In order for cloud to live up to its potential, vendors need to do more to make migration to cloud smoother. They must be just as realistic about the promised benefits of their solutions as customers should be about their expectations. The scepticism around the cloud demonstrated by our respondents may be a reaction to the claims made by cloud providers’ that they offer simple, out-of-the box solutions to what are deeply entrenched, highly complex technological, budgetary and organisational challenges.
Furthermore, businesses need to approach the planning of their ICT strategies differently. By taking the time to use a smaller proof of concept project to map out what their ICT landscape will look like rather than diving straight into a big transformation, organisations can make much more informed decisions on the appropriate environments for certain apps and also avoid integration challenges.
These factors should also be communicated to internal stakeholders in order to manage expectations. Understanding that the benefits of cloud accrue over time can help organisations find the patience and tact needed to deal with the complexities of moving to cloud. This realistic approach should also extend to the choice of vendors and cloud solutions. Organisations must scrutinise providers and not be hesitant to opt for a solution that spans different types of cloud and in-house infrastructure if it meets the needs of the business.
What organisations need to do is to stop seeing cloud as a ‘quick fix’ to business problems but see it as a powerful tool for digital transformation. And digital transformation is not about cutting costs, or finding a new way to consume services, but about changing the customer experience.
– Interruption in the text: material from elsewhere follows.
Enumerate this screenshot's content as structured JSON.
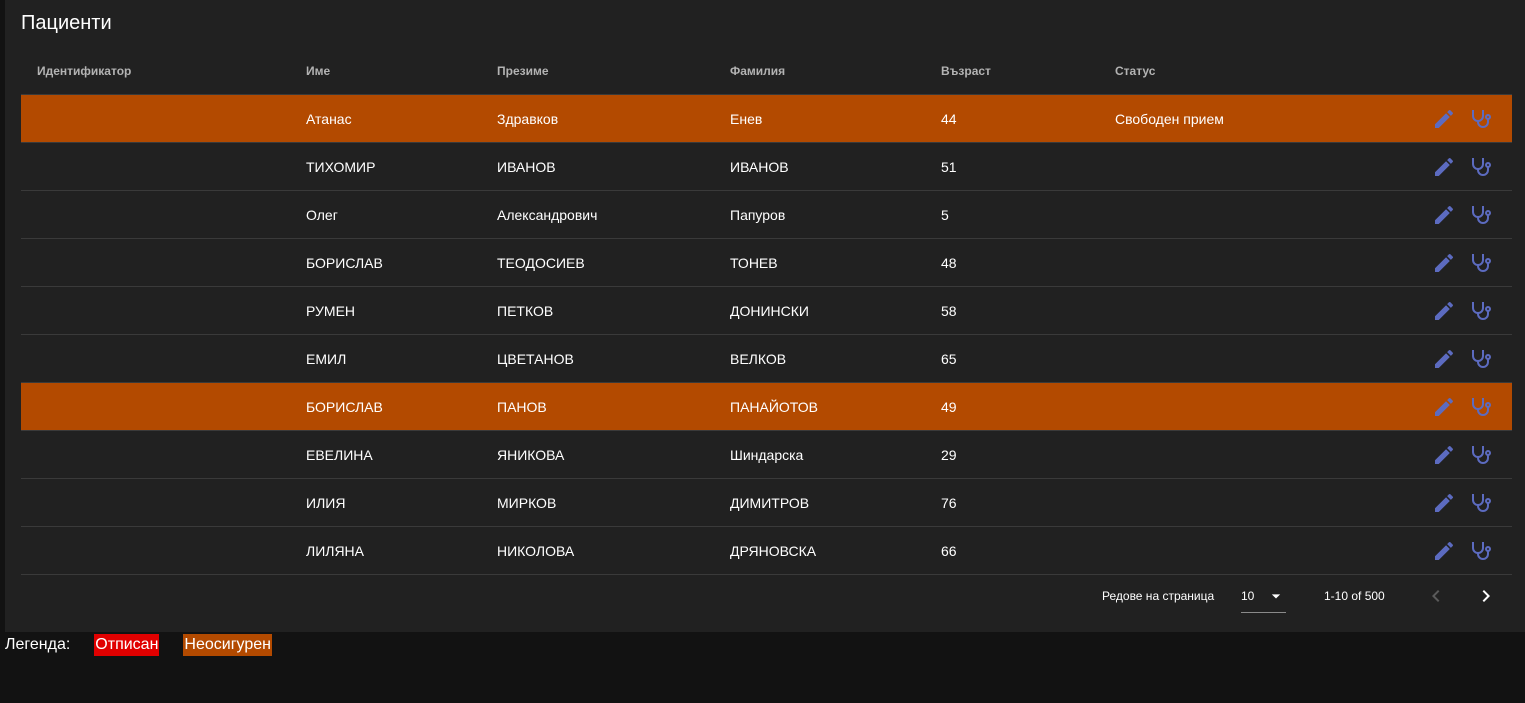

To that end, cloud’s biggest role is to help organisations disrupt themselves from within and build their digital DNA – develop a culture of speed, agility, and innovation, that ultimately changes the customer experience.
*The Cloud Reality Check survey took place during February and March 2015, and was carried out by independent consultancy Vanson Bourne who polled 1,580 CIOs, IT Directors and senior IT decision makers, of companies with more than 250 employees in the UK, USA, France, Germany, Spain and the Benelux region